# Work request
Take each line of the listing that has the string "this" and report it.

# Data shown
● ● ● ● ● ● ●

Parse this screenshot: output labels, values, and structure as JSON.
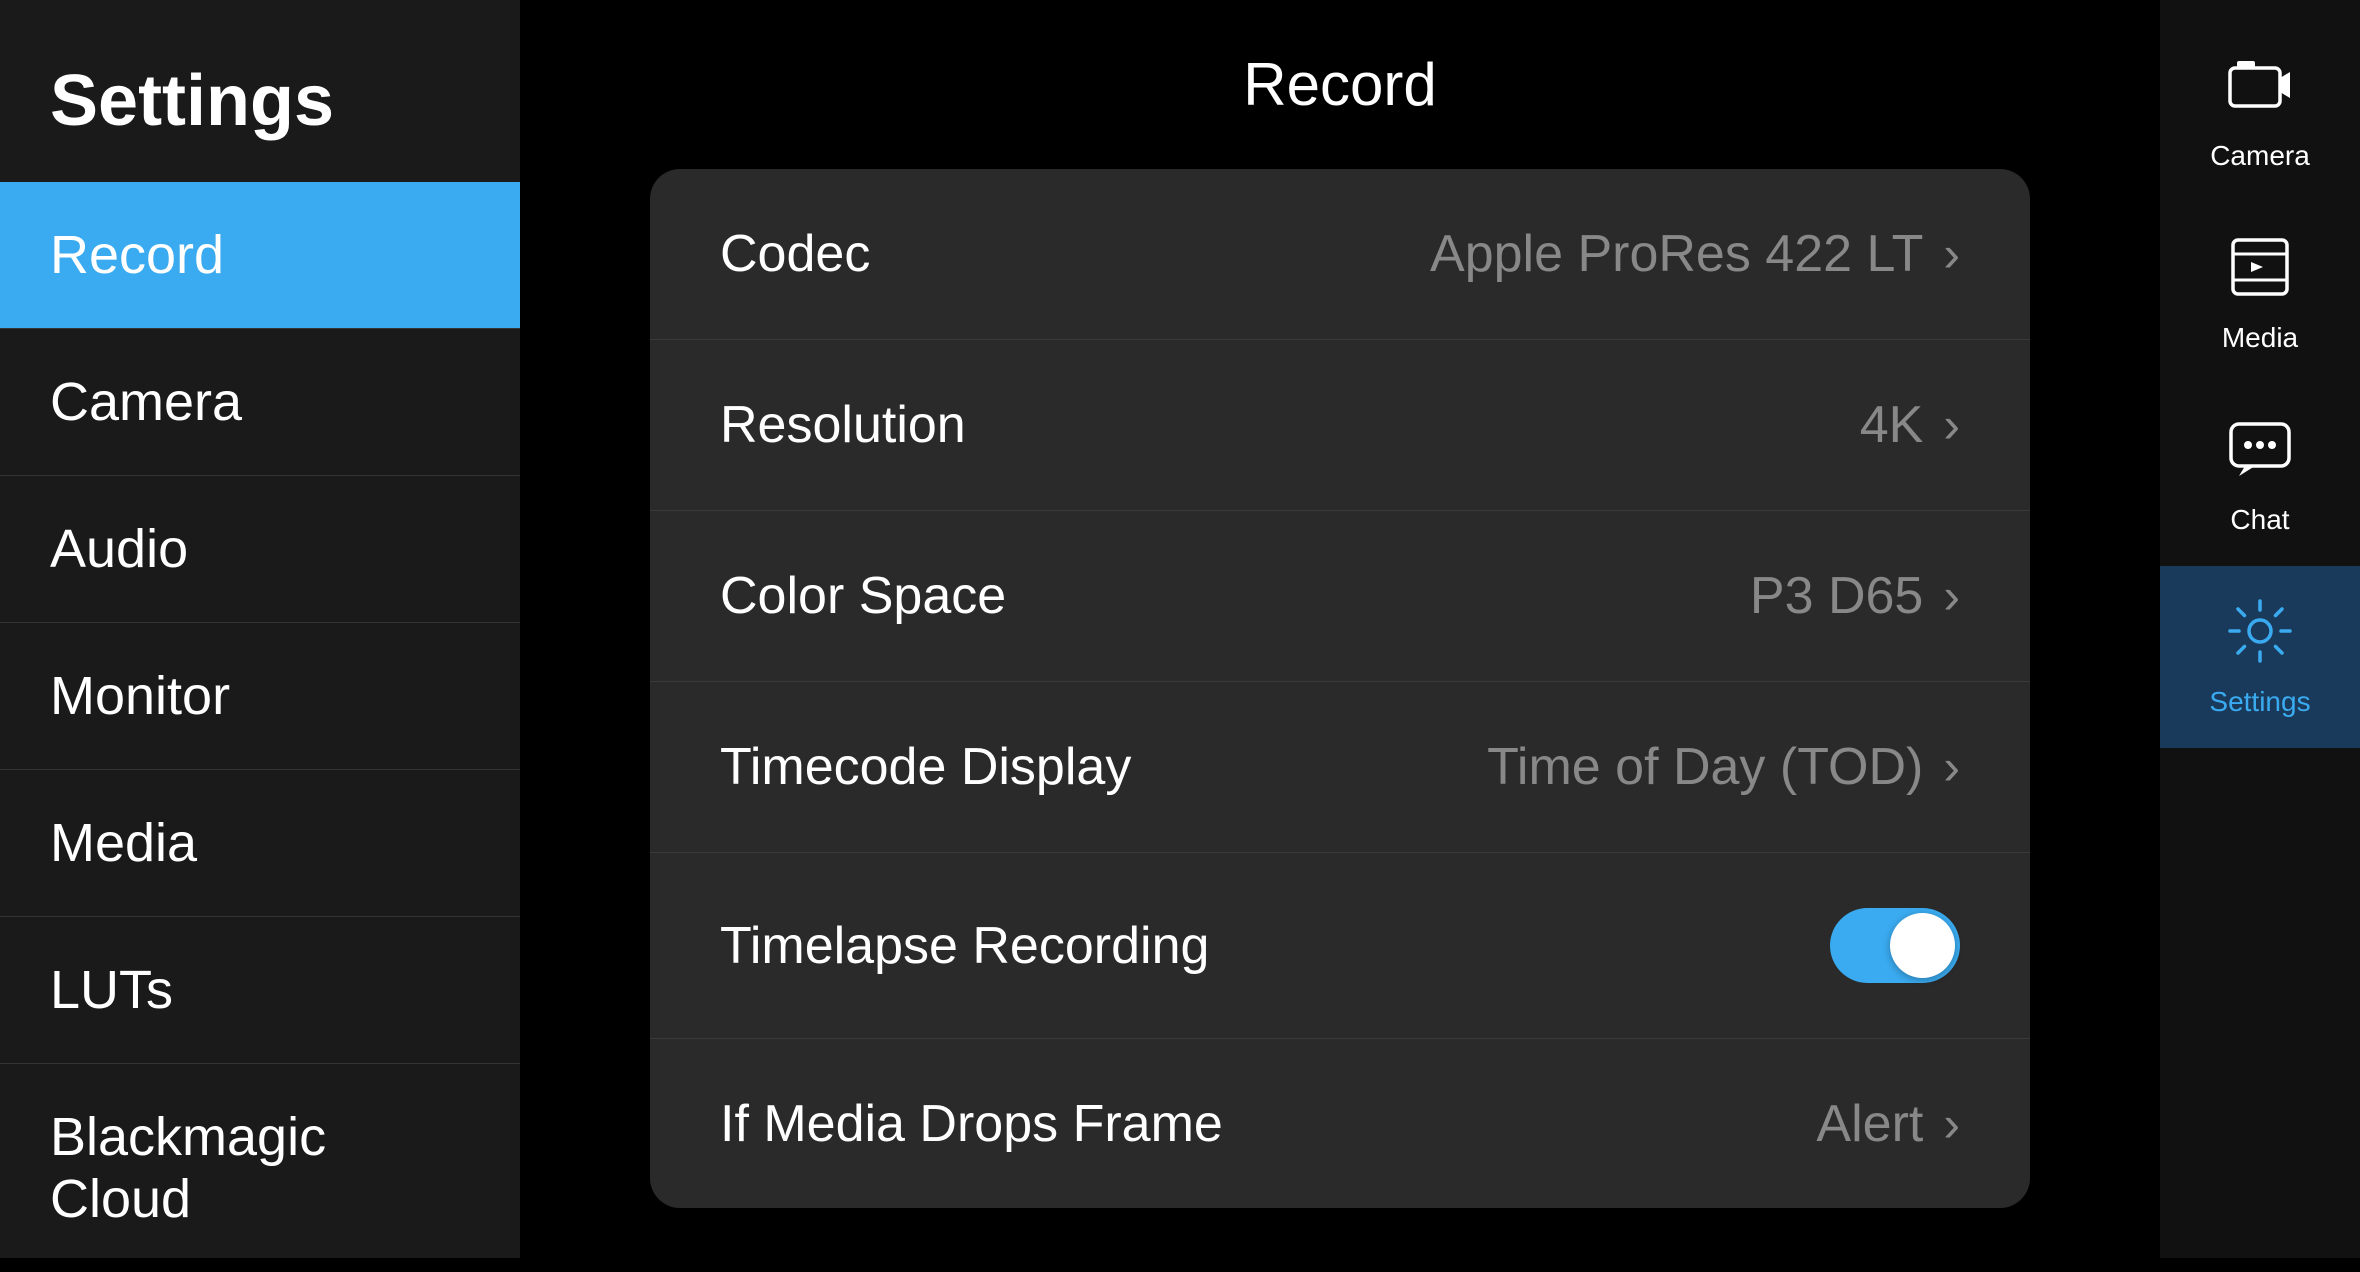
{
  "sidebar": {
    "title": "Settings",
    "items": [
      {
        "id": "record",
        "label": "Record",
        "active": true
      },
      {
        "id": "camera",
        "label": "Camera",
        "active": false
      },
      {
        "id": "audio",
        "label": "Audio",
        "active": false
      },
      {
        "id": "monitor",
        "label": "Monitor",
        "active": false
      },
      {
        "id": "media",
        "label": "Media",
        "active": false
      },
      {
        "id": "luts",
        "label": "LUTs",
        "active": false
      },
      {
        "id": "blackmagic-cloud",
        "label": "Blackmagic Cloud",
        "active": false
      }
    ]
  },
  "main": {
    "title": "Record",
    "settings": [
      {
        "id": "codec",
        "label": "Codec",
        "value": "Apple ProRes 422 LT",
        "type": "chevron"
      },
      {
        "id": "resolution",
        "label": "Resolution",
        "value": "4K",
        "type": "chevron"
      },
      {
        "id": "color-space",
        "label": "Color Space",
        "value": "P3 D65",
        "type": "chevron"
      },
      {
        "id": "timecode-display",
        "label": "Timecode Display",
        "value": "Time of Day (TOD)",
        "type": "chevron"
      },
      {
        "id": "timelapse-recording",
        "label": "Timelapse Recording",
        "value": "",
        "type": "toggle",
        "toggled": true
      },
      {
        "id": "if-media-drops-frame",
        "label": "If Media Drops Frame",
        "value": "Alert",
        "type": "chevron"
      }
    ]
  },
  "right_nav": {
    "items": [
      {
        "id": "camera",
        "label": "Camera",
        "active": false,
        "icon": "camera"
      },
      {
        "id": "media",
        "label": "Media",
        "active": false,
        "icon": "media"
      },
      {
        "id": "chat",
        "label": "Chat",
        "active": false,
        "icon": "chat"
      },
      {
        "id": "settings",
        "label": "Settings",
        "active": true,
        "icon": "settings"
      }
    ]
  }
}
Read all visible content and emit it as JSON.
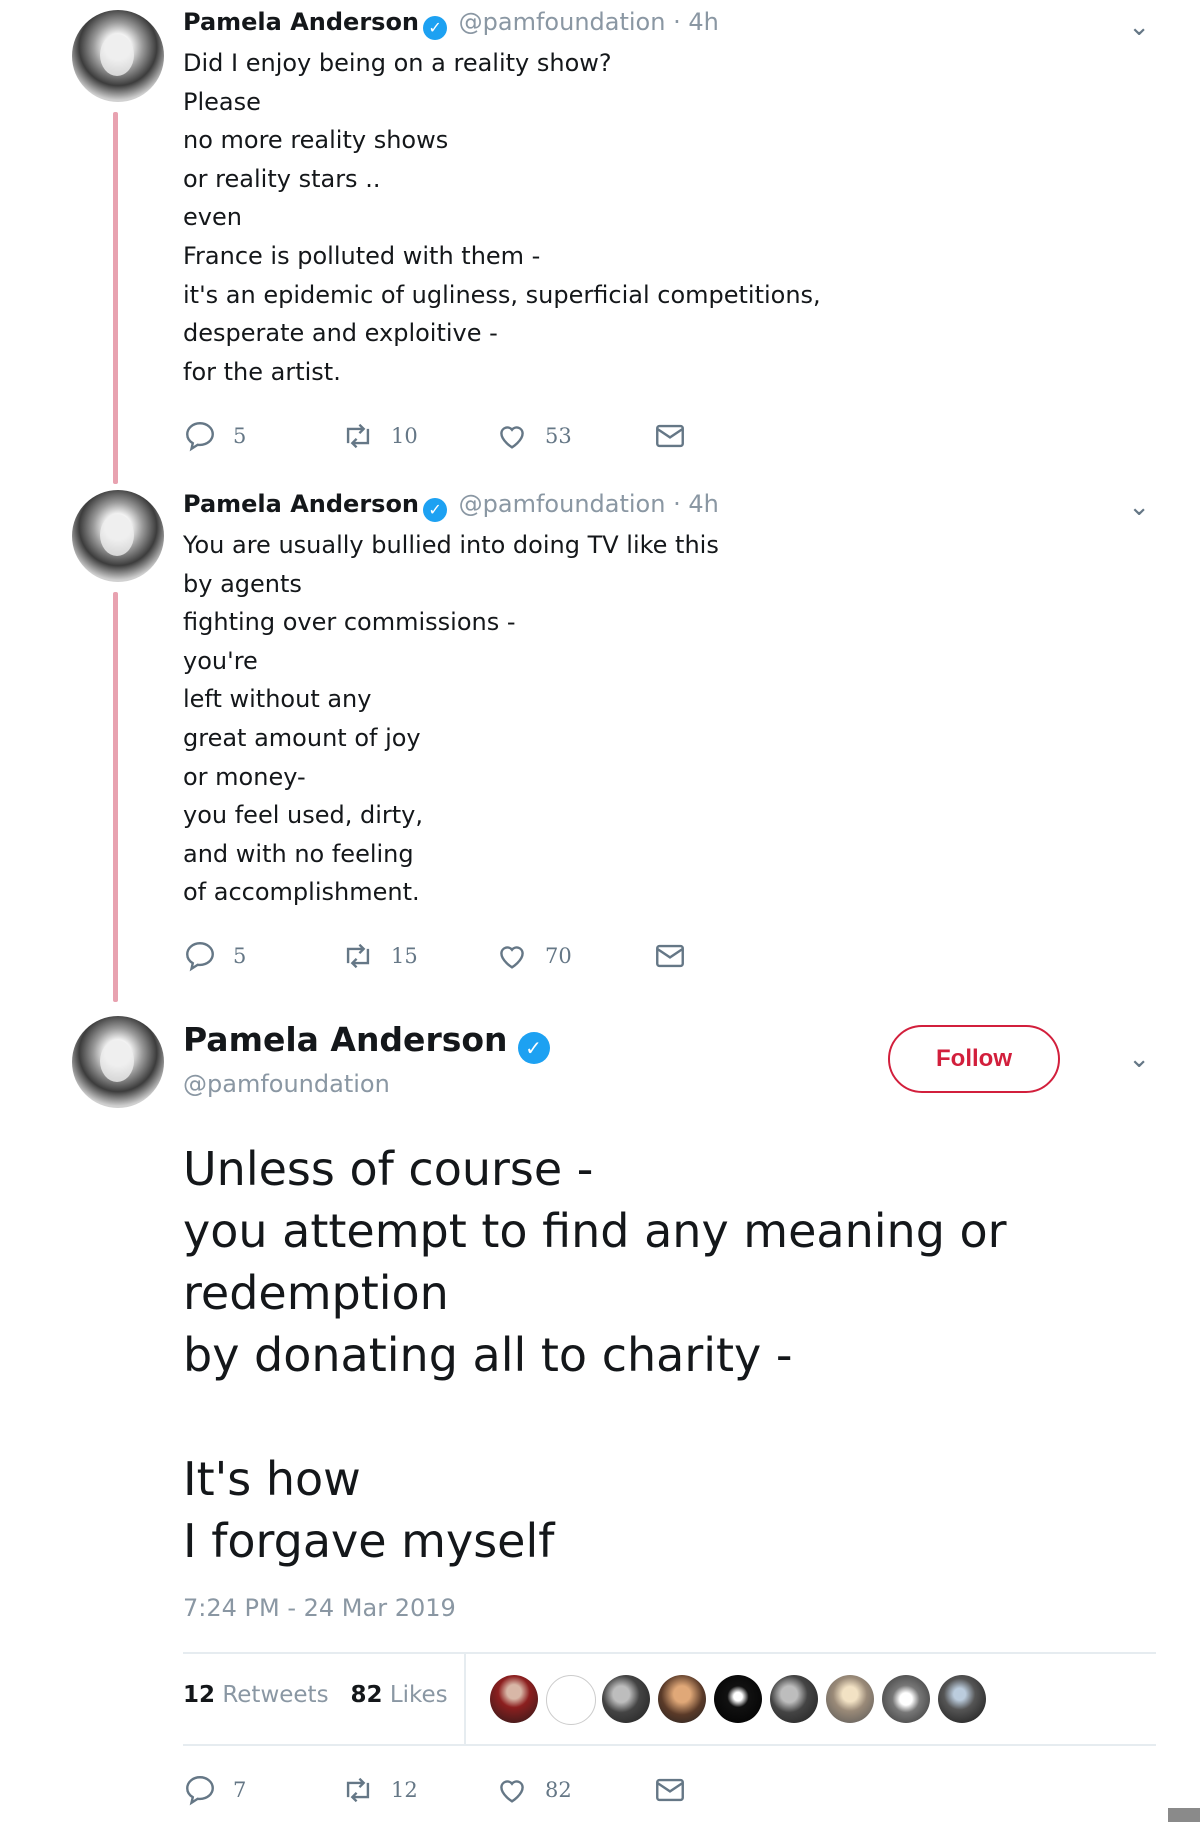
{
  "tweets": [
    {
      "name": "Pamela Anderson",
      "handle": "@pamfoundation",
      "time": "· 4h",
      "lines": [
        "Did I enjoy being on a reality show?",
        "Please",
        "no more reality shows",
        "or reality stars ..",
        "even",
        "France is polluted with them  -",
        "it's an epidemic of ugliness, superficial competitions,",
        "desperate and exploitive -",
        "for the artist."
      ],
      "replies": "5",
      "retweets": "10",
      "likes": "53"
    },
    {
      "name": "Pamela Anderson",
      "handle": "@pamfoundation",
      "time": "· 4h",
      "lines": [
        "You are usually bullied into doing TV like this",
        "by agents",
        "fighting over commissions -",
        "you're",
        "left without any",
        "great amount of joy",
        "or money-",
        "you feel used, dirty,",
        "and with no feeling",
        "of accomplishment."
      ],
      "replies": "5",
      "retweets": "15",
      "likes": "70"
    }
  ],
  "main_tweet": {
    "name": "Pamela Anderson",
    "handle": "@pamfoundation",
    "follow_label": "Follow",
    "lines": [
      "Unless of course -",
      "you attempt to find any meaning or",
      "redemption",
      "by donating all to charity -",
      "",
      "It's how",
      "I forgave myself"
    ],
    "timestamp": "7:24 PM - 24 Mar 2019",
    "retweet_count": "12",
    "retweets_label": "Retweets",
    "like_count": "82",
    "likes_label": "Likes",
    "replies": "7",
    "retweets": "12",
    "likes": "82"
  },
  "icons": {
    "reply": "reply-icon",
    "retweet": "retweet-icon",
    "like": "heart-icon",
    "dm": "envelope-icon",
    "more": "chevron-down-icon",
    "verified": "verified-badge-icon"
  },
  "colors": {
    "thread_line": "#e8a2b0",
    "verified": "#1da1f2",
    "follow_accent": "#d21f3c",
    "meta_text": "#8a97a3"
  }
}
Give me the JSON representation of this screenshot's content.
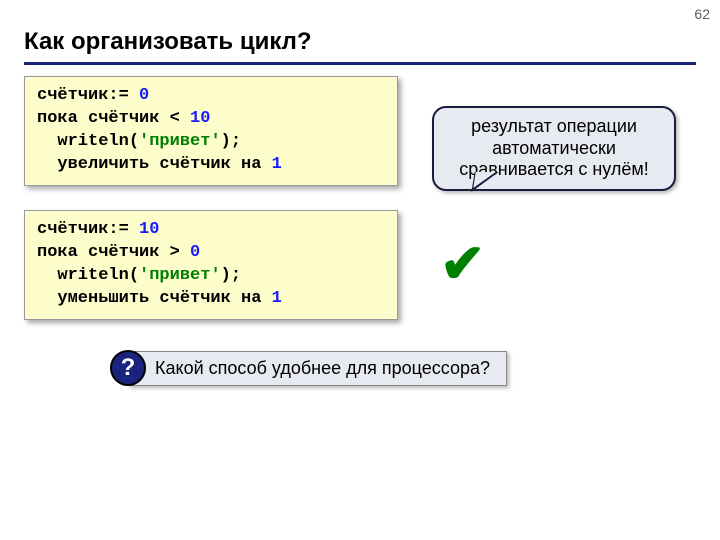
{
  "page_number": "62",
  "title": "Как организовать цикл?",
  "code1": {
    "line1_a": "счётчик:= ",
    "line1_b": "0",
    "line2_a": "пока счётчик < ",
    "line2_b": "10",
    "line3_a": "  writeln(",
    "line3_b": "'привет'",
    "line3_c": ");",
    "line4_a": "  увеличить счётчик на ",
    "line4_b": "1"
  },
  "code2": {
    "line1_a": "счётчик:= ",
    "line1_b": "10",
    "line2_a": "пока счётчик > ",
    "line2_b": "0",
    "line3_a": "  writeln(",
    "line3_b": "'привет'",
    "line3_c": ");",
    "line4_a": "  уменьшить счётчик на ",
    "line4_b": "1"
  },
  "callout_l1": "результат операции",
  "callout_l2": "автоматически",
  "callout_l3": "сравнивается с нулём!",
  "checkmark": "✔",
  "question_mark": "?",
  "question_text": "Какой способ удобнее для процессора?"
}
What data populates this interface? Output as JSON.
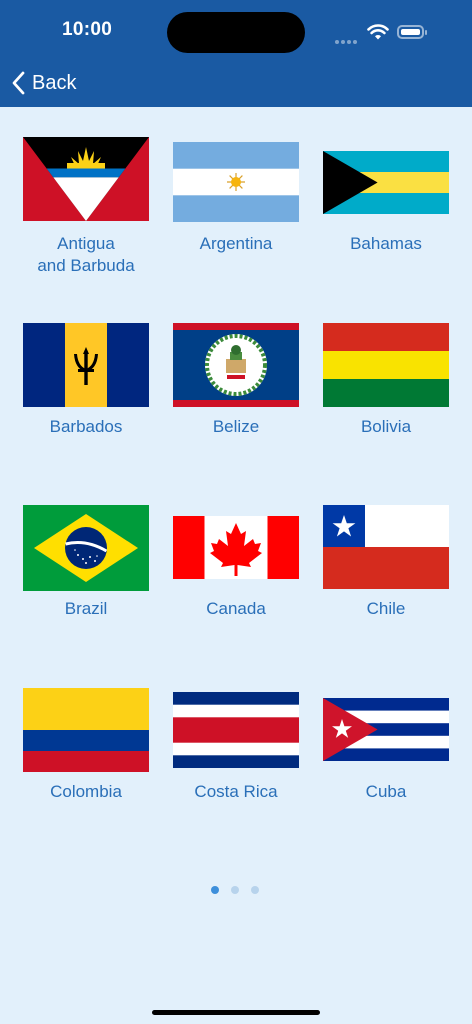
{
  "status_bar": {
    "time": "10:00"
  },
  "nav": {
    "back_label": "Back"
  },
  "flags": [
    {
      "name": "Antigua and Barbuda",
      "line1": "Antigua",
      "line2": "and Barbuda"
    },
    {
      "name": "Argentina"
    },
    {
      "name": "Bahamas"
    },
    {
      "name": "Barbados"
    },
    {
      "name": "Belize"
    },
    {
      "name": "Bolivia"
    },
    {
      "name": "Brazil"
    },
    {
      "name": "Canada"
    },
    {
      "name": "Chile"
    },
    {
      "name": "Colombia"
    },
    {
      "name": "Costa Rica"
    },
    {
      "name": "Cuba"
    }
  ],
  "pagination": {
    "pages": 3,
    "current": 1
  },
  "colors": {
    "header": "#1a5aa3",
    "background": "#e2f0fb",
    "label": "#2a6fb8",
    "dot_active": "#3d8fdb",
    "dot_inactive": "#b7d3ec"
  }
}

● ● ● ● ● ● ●

# Completed task
Parse this screenshot: output labels, values, and structure as JSON.
        "You are usually bullied into doing TV like this",
Give me the JSON representation of this screenshot's content.
What data populates this interface? Output as JSON.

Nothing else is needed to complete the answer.